In 1970 callers and cuers from the Maritime provinces decided to climb out on a limb by organizing a special weekend event aimed at attracting dancers from all three Maritime provences: New Brunswick, Nova Scotia, and Prince Edward Island. Part of the attraction, it was hoped, would be that leaders from all those provences would be on staff. There was apparently some apprehension: would anyone show up?
Amazingly, they did! The first Maritime convention was a huge success; and in following years as many as 1000 dancers attended. Over time the numbers have declined, yet those who come still leave with good memories. The Maritime Convention remains unique in the Maritime dance scene.

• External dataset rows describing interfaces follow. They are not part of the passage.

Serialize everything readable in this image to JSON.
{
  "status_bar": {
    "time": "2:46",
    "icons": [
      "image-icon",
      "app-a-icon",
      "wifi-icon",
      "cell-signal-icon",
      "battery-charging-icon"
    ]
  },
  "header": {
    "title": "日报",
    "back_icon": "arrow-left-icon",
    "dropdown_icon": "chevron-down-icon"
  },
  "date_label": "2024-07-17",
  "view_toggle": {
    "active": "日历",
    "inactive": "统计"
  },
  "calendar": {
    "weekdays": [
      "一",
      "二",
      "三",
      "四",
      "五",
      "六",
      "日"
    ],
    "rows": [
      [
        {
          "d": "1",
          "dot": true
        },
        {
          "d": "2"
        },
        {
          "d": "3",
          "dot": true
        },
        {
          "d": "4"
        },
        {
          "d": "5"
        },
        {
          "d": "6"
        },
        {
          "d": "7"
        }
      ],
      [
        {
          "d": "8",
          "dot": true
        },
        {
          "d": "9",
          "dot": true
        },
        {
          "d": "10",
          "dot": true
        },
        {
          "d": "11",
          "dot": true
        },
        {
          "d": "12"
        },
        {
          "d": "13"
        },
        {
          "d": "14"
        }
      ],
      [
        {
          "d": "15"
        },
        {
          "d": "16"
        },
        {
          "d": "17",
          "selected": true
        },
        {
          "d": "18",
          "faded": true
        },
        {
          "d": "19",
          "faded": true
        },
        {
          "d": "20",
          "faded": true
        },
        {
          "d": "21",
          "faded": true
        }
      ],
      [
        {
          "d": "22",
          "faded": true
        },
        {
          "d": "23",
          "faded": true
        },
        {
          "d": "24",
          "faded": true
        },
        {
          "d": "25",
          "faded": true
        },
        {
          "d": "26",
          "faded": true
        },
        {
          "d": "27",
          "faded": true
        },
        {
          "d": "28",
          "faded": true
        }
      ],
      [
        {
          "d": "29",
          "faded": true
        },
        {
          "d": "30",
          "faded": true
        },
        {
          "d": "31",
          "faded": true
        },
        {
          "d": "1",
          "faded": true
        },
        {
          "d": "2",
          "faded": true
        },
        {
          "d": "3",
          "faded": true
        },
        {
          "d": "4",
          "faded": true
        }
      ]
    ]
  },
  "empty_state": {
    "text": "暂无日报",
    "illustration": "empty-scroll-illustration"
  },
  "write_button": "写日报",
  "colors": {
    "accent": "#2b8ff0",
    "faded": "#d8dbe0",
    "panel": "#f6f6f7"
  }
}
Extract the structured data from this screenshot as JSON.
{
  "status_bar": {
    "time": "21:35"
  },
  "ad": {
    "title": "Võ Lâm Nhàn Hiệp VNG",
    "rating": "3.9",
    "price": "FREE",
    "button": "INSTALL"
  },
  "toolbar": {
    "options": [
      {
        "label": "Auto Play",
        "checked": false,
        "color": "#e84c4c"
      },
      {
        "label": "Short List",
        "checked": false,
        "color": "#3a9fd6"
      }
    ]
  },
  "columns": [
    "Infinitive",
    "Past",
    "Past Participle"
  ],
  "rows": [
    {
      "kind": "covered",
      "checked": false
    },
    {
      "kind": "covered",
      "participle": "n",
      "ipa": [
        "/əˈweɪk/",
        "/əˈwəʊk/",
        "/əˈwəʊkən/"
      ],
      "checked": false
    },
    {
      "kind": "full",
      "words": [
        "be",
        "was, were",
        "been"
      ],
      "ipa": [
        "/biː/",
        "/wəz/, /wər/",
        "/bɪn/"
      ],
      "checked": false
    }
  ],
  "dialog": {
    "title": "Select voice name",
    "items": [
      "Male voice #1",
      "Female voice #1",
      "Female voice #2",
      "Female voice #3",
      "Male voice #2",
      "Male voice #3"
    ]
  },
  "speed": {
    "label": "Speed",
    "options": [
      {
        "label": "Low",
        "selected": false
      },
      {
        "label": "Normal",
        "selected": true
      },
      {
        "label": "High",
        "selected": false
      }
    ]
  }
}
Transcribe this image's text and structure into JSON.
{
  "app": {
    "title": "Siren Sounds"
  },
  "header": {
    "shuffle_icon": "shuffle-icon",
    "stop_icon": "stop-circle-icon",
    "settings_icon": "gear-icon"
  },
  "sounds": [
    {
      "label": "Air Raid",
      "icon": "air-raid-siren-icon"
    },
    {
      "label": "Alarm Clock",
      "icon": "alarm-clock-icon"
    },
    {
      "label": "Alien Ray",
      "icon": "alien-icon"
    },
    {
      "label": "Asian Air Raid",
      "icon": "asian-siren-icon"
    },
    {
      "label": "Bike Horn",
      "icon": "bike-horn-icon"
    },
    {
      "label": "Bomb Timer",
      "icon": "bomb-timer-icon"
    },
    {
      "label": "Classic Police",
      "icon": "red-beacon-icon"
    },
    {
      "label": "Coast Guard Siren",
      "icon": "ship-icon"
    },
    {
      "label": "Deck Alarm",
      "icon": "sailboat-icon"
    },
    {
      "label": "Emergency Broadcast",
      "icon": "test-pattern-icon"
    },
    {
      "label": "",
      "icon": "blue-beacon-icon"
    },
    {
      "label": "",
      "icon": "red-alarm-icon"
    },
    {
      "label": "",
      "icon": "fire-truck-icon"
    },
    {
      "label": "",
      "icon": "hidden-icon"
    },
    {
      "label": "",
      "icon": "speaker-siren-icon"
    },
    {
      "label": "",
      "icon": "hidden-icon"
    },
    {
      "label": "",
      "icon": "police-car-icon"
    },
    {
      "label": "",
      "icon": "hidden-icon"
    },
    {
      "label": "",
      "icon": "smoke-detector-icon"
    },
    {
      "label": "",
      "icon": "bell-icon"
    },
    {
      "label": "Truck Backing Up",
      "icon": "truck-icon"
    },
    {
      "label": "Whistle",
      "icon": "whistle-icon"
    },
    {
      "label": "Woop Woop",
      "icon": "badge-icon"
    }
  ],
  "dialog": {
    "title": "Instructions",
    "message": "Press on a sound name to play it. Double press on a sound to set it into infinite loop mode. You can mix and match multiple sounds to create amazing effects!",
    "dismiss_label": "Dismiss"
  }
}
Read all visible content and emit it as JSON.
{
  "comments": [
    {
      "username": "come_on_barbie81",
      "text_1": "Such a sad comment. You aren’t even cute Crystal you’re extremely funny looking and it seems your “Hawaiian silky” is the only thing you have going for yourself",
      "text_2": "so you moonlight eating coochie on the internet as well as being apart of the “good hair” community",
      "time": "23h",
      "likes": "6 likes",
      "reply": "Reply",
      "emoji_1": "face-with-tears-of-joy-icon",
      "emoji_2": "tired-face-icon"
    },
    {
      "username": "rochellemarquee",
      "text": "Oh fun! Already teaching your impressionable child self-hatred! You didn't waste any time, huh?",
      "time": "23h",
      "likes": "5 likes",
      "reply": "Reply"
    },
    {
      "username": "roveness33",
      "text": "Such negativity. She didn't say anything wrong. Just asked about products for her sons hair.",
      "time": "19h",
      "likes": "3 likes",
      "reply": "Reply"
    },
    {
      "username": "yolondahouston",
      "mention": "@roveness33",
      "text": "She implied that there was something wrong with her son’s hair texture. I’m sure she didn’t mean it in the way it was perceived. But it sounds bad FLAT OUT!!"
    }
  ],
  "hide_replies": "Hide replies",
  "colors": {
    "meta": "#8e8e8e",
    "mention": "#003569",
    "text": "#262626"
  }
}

The following pictures were taken during the fiftieth convention, held at the Glengarry Best Western Hotel in Truro. As he prowled the dance floors snapping away, the photographer was sometimes asked "What do you do with all those pictures?" The usual reply was something like "Well, 90 percent of what I shoot usually turns out to be garbage. Some of the rest, though, might just end up on the Internet." Guess what; here they are!
At the Registration Desk, Martin Belanger will drill a hole in your badge for the special 50th Anniversary Dangle.
Note: After consultation with Faye Germon, right, it is decided that badges should be removed prior to drilling.
Jim DesBarres calling in front of the Mainstream Hall decorations
Round dancers always have a place at Maritime Conventions.
Moments from the Mainstream Hall on Saturday
Contra dancers take over the floor.
Want to dance the next tip but can't quite make a square? Experienced dancers know the solution: ask a phantom (or two) to fill in! Phantoms are spirits who come when needed, and do their part of the action so the real folks can dance. They are, however, quite mischievous, and their antics can cause all sorts of hilarious bloopers by real dancers! Thankfully, phantoms disappear when no longer needed. Like its namesake, this newsletter first came when needed — to fill in for it's predecessor Between Tips. It's antics have been largely harmless, and it was expected to "go poof" when a new Between Tips editor was found. Such editors, however, seem to be rare birds; expect The Phantom to haunt the SRDFNS web site for awhile yet!